The Future of Computing

We are at a turning point in the history of computers today. On the one hand we have the old guard like Michael Dell that have made a few fortunes selling PC’s and are unable to see beyond PC’s. Then we have companies like Apple that are floundering trying to merge their desktop PC businesses with their mobile device line ups, a move that while inspired well thus far the execution has all the grace and purpose of a village drunk stumbling around trying to find his way home. So what is to come?

I make no special claims as prognosticator nor do I personally have any ties or non-public information on the doings of Apple, Dell, Microsoft or any other company to be named below. So please don’t sue me if things don’t happen exactly as follows, but I’ve got a pretty solid feeling this is what’s coming: The desktop PC will be replaced by the cell phone/iPod. Let that sink in… the cell phone/iPod form factor will kill off the PC as we know it and relegate the tablet back to a niche market. Oh it’s not the whole story but it will be the major narrative of the industry over the next ten years.

Thinking about this a bit deeper what is happening is that solid state storage, think micro SD cards, are reaching a point in terms of capacity and price that for most people they can carry all of their personal data and all of their business data on a component in their cell phone. That was the biggest hurdle in to this future and it is not quite here yet. A 32GB SD card today runs about $30. 32GB is about the point where half of our customers could fit all of their data on the device. Of course the media-centric younger/hippster set have more data but sizes continue to grow.

Then again there is another solution for keeping one’s files accessible on a phone, don’t store them on the phone but in some server somewhere where electricity is cheap or cooling those servers can be done without electricity. This server-centric model has been around since the 1980’s and has had many marketing speak names the newest of which is “Cloud Computing”. While this may be practical in densely urban Japan it is not coming to the United States in a cost effective form any time soon. In fact the Cloud may be holding back this transition more than the traditional view that small screens mean real work can not be done on a cell phone.

My boss has some monster display on his desk but still does I’d estimate 1/4 of his work on his phone today. A huge portion of his job is acting as geek coordinator for which a twenty word email is often enough and when it is not a two minute call is often better. So the real work argument is already debunked but it had a modicum of truth. Alex another geek would be hard pressed to design a website on a phone. What he needs is a larger display to attach to his phone but those are already possible. It would be more convenient if the display connected wirelessly and a keyboard would be useful too but those are coming. The software however has a ways to go.

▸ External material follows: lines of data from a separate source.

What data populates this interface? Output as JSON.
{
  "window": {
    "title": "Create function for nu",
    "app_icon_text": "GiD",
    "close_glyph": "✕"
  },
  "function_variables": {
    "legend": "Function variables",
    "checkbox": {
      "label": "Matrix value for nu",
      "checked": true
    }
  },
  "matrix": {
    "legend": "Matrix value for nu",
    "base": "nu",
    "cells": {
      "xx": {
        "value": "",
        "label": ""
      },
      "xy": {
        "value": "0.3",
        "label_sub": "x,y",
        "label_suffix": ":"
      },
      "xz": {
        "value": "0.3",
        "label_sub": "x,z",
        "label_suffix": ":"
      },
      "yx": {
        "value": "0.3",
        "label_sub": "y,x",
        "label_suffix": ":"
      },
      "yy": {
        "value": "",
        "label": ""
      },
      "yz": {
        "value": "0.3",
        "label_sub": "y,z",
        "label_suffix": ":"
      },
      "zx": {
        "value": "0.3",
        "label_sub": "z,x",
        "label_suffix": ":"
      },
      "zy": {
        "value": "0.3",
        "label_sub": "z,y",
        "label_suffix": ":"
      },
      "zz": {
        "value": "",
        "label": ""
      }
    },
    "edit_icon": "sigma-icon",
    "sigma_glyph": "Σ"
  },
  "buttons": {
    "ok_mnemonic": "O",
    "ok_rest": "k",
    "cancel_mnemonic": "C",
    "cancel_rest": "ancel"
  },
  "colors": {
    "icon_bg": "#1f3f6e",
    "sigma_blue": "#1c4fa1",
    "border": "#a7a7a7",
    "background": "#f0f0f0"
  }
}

Windows 8 aims to change the way you work, optionally turning your PC into something more akin to your phone. This is brilliant and stupid in the same move, typical Microsoft, also copied shamelessly from Apple, again typically Microsoft. It is brilliant because this will let me set up really nice touch screen terminals for library catalogs, cash registers and a whole slew of extremely task specific PC’s easily or so it would appear. However, very few users will ever consciously choose to use their computer this way. It is a waste of screen space and more than that it hamstrings users that are accustomed to multiple windows like me who currently has 12 windows open one of which has 12 tabs and another which has 7. While I am focused on writing in just one window, I have my sources handy in other windows that I can access just by glancing to them rather than having to switch my focus entirely as current phone and tablet interfaces force us to do. It was a reasonable tradeoff for 3″ displays, is laughable on 10″ displays but it is ludicrous for 30″ displays. No the future is something more akin to the Dreamcast (remember than piece of history?) which had one view on the primary display, your TV and another for the little display on your controller. Aside: this is also why tablets will be relegated to a niche market, they are great ebook readers, good inventory lookup devices and anything else that is a singularly focused task but they are too small to replace the desktop and too large to fit in one’s pocket.

Fitting in the pocket is the other big bonus of the cell phone. Smaller device means less waste and cheaper to transport. It means that everything you need to work from home or the road fits in your pocket. It also means that your music/photo collection follows you in your pocket wherever you go. It also means that companies will externalize the cost of their desktop computing, providing workstations with a display, keyboard and other custom input devices as needed even software but the employee will bare the cost of the cell phone. There are a number of issues with this including the traditional labor question of why should we bear company costs? and the traditional business interest question how will we control these devices? Of course in the end the answers freedom and costs will triumph but this struggle will be the story of the next ten years.